▶ **Data provided**
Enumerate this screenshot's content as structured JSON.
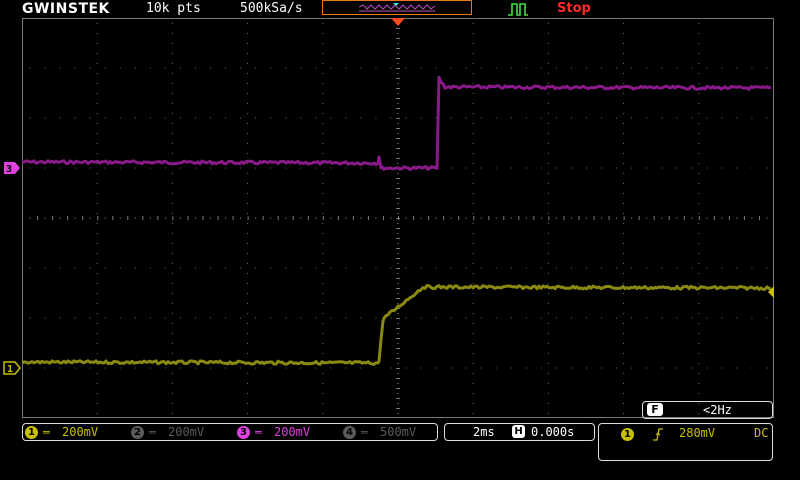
{
  "header": {
    "brand": "GWINSTEK",
    "record_length": "10k pts",
    "sample_rate": "500kSa/s",
    "acquisition_status": "Stop"
  },
  "colors": {
    "ch1": "#c8c000",
    "ch2": "#5a5a5a",
    "ch3": "#e040e0",
    "ch4": "#5a5a5a",
    "trace1": "#8a8a12",
    "trace3": "#8a1a8a",
    "status": "#ff2a2a",
    "accent": "#e57a1c",
    "trigger_icon": "#40e040"
  },
  "channels": [
    {
      "number": "1",
      "coupling": "═",
      "scale": "200mV",
      "active": true
    },
    {
      "number": "2",
      "coupling": "═",
      "scale": "200mV",
      "active": false
    },
    {
      "number": "3",
      "coupling": "═",
      "scale": "200mV",
      "active": true
    },
    {
      "number": "4",
      "coupling": "═",
      "scale": "500mV",
      "active": false
    }
  ],
  "markers": {
    "ch1_label": "1",
    "ch3_label": "3"
  },
  "timebase": {
    "scale": "2ms",
    "h_label": "H",
    "position": "0.000s"
  },
  "frequency": {
    "label": "F",
    "value": "<2Hz"
  },
  "trigger": {
    "source": "1",
    "slope": "rising-edge-icon",
    "level": "280mV",
    "coupling": "DC"
  }
}
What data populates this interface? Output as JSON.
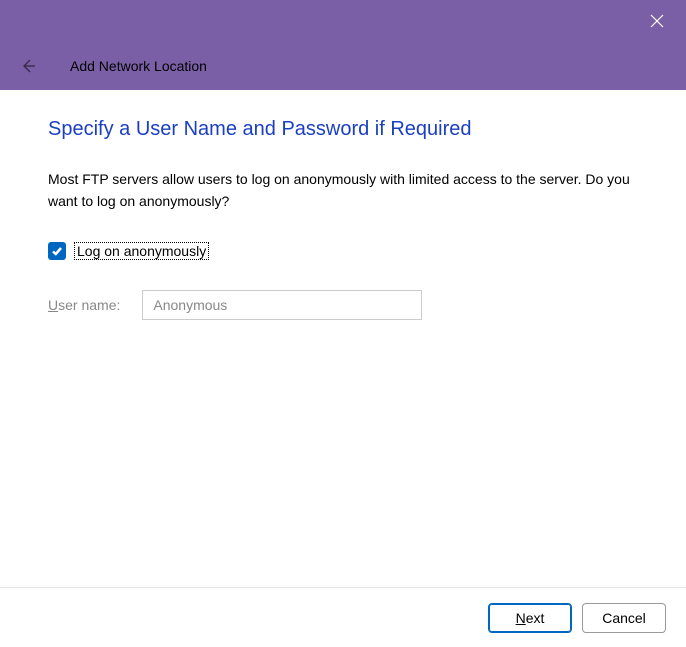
{
  "titlebar": {
    "close_label": "Close"
  },
  "header": {
    "title": "Add Network Location"
  },
  "page": {
    "title": "Specify a User Name and Password if Required",
    "description": "Most FTP servers allow users to log on anonymously with limited access to the server.  Do you want to log on anonymously?"
  },
  "form": {
    "anonymous_checkbox_label": "Log on anonymously",
    "anonymous_checked": true,
    "username_label_pre": "U",
    "username_label_rest": "ser name:",
    "username_value": "Anonymous"
  },
  "footer": {
    "next_pre": "N",
    "next_rest": "ext",
    "cancel_label": "Cancel"
  }
}
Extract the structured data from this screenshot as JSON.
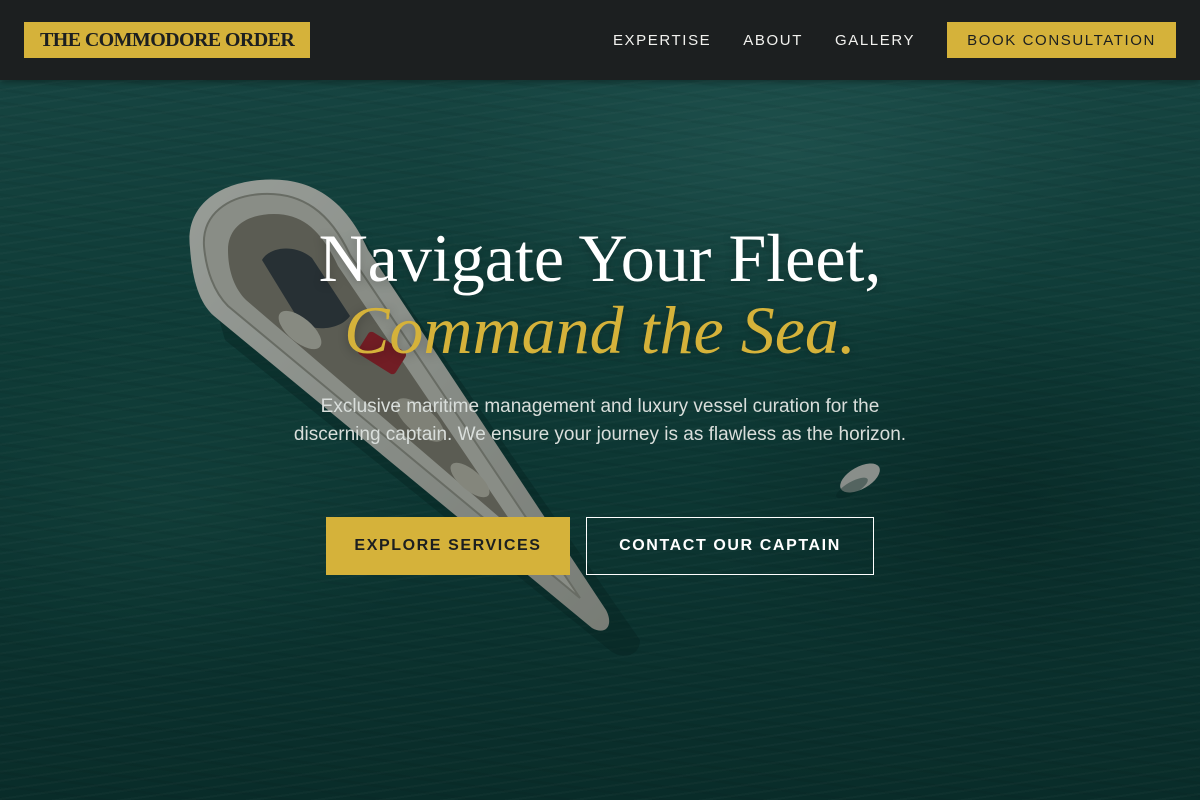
{
  "brand": {
    "name": "THE COMMODORE ORDER",
    "accent_color": "#d5b23a",
    "dark_color": "#1c1f20"
  },
  "nav": {
    "links": [
      {
        "label": "EXPERTISE"
      },
      {
        "label": "ABOUT"
      },
      {
        "label": "GALLERY"
      }
    ],
    "cta_label": "BOOK CONSULTATION"
  },
  "hero": {
    "headline_line1": "Navigate Your Fleet,",
    "headline_line2": "Command the Sea.",
    "subtitle": "Exclusive maritime management and luxury vessel curation for the discerning captain. We ensure your journey is as flawless as the horizon.",
    "primary_cta": "EXPLORE SERVICES",
    "secondary_cta": "CONTACT OUR CAPTAIN",
    "background_image": "aerial-yacht-on-teal-sea"
  }
}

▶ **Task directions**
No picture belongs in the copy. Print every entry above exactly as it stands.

▶ **Answer section**
Enumerate this screenshot's content as structured JSON.
{
  "header": {
    "brand": "GWINSTEK",
    "record_length": "10k pts",
    "sample_rate": "500kSa/s",
    "acquisition_status": "Stop"
  },
  "colors": {
    "ch1": "#c8c000",
    "ch2": "#5a5a5a",
    "ch3": "#e040e0",
    "ch4": "#5a5a5a",
    "trace1": "#8a8a12",
    "trace3": "#8a1a8a",
    "status": "#ff2a2a",
    "accent": "#e57a1c",
    "trigger_icon": "#40e040"
  },
  "channels": [
    {
      "number": "1",
      "coupling": "═",
      "scale": "200mV",
      "active": true
    },
    {
      "number": "2",
      "coupling": "═",
      "scale": "200mV",
      "active": false
    },
    {
      "number": "3",
      "coupling": "═",
      "scale": "200mV",
      "active": true
    },
    {
      "number": "4",
      "coupling": "═",
      "scale": "500mV",
      "active": false
    }
  ],
  "markers": {
    "ch1_label": "1",
    "ch3_label": "3"
  },
  "timebase": {
    "scale": "2ms",
    "h_label": "H",
    "position": "0.000s"
  },
  "frequency": {
    "label": "F",
    "value": "<2Hz"
  },
  "trigger": {
    "source": "1",
    "slope": "rising-edge-icon",
    "level": "280mV",
    "coupling": "DC"
  }
}
What data populates this interface? Output as JSON.
{
  "titlebar": {
    "close_label": "Close"
  },
  "header": {
    "title": "Add Network Location"
  },
  "page": {
    "title": "Specify a User Name and Password if Required",
    "description": "Most FTP servers allow users to log on anonymously with limited access to the server.  Do you want to log on anonymously?"
  },
  "form": {
    "anonymous_checkbox_label": "Log on anonymously",
    "anonymous_checked": true,
    "username_label_pre": "U",
    "username_label_rest": "ser name:",
    "username_value": "Anonymous"
  },
  "footer": {
    "next_pre": "N",
    "next_rest": "ext",
    "cancel_label": "Cancel"
  }
}
Extract the structured data from this screenshot as JSON.
{
  "brand": {
    "name": "THE COMMODORE ORDER",
    "accent_color": "#d5b23a",
    "dark_color": "#1c1f20"
  },
  "nav": {
    "links": [
      {
        "label": "EXPERTISE"
      },
      {
        "label": "ABOUT"
      },
      {
        "label": "GALLERY"
      }
    ],
    "cta_label": "BOOK CONSULTATION"
  },
  "hero": {
    "headline_line1": "Navigate Your Fleet,",
    "headline_line2": "Command the Sea.",
    "subtitle": "Exclusive maritime management and luxury vessel curation for the discerning captain. We ensure your journey is as flawless as the horizon.",
    "primary_cta": "EXPLORE SERVICES",
    "secondary_cta": "CONTACT OUR CAPTAIN",
    "background_image": "aerial-yacht-on-teal-sea"
  }
}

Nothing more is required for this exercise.